Of the entries that follow, how many lines hold the string "your"? Write the number and nothing more.

**Material provided**
::::

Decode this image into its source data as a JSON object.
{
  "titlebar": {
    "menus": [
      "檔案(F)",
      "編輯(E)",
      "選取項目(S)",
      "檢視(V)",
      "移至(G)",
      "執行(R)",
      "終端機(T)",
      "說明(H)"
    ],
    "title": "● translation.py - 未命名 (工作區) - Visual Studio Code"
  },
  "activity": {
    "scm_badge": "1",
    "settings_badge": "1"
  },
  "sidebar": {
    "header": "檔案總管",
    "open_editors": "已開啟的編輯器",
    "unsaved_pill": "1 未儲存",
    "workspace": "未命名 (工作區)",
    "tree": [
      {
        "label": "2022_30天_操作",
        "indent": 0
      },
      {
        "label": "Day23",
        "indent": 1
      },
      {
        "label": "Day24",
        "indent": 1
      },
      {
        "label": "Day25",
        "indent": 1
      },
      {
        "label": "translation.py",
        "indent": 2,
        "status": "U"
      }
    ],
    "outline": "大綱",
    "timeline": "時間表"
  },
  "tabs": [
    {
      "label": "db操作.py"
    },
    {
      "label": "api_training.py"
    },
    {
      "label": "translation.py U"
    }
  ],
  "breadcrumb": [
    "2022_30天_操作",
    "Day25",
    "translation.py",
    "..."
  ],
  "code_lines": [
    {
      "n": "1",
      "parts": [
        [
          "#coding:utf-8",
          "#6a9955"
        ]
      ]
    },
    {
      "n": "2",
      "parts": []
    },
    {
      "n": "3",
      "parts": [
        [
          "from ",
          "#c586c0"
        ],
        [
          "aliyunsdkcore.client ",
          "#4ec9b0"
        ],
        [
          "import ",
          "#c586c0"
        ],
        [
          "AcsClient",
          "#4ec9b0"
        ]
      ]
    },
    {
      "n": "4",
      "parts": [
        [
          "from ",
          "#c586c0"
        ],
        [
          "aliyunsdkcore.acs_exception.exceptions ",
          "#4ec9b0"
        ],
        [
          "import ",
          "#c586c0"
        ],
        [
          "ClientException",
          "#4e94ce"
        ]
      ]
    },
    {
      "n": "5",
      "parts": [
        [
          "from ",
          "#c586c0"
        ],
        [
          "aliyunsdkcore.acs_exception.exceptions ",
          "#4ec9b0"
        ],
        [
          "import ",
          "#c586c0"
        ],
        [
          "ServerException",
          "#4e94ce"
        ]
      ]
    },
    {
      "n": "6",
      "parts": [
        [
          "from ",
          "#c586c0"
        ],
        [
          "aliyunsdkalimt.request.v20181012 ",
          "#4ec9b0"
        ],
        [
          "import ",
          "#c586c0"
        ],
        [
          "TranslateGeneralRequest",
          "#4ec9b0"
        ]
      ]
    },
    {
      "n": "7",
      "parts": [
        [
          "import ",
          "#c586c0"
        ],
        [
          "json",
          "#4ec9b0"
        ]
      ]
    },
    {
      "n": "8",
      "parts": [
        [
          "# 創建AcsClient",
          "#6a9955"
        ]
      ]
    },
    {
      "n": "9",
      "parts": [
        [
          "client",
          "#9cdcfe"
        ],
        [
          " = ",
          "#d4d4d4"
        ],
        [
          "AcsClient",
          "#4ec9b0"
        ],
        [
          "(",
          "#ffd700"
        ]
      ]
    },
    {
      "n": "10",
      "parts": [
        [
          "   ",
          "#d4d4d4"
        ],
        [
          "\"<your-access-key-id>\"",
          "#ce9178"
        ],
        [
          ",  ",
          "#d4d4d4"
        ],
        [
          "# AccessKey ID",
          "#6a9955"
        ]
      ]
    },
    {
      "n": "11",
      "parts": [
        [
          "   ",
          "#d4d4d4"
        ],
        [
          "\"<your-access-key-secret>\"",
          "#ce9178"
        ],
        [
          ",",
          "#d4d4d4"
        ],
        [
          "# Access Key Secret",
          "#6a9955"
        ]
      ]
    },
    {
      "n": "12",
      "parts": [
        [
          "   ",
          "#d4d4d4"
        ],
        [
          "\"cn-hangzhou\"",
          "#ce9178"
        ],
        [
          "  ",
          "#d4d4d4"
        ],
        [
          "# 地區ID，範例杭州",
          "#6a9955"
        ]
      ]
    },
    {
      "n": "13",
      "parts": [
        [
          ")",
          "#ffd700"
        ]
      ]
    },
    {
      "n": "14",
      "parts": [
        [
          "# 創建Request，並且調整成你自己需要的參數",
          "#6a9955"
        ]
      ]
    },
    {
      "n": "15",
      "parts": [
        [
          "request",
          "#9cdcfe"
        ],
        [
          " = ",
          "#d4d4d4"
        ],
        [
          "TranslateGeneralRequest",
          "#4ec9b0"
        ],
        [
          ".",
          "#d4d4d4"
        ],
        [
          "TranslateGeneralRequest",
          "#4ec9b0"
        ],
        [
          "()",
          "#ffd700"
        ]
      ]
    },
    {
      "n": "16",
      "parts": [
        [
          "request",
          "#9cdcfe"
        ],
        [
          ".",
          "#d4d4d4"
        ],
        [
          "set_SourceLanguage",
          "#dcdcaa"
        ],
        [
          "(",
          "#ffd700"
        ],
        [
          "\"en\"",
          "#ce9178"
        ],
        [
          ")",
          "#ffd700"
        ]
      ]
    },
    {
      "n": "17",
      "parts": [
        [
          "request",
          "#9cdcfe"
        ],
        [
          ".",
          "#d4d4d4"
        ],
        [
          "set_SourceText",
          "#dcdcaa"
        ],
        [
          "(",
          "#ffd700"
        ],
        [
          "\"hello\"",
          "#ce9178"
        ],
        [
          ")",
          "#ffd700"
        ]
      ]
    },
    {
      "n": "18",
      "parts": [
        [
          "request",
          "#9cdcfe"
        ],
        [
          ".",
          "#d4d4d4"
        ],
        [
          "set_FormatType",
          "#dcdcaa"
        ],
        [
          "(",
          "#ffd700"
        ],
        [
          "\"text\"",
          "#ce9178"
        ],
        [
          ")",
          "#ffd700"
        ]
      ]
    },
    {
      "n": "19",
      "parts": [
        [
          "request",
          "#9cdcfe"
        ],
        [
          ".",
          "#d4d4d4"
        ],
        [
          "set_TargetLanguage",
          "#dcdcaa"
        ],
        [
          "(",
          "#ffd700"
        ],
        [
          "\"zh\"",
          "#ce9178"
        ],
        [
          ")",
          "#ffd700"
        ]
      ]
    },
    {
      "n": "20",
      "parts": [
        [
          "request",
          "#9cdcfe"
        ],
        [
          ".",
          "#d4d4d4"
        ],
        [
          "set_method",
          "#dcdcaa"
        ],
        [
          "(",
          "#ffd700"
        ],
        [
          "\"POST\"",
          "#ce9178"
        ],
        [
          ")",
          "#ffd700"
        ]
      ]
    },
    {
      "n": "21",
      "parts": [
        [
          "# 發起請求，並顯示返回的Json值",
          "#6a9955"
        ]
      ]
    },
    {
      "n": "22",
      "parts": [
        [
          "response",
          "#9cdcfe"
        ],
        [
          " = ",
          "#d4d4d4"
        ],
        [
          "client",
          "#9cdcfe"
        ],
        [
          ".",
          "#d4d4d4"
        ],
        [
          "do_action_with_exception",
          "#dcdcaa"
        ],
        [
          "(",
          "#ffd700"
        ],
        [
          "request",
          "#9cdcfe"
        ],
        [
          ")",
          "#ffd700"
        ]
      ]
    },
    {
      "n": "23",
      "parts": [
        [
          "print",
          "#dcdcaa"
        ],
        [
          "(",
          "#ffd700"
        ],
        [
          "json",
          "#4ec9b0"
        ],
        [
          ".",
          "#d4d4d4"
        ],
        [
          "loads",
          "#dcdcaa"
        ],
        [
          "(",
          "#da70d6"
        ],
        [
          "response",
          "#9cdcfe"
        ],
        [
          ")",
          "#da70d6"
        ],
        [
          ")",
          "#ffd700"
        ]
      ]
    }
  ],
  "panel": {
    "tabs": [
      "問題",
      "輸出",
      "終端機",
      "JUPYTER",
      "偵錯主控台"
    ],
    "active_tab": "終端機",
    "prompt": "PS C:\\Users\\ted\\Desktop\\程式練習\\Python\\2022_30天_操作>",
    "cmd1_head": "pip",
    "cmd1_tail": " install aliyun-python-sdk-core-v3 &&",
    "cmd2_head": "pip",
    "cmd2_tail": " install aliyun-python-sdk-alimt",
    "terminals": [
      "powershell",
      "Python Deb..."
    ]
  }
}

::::

**Expected answer**
2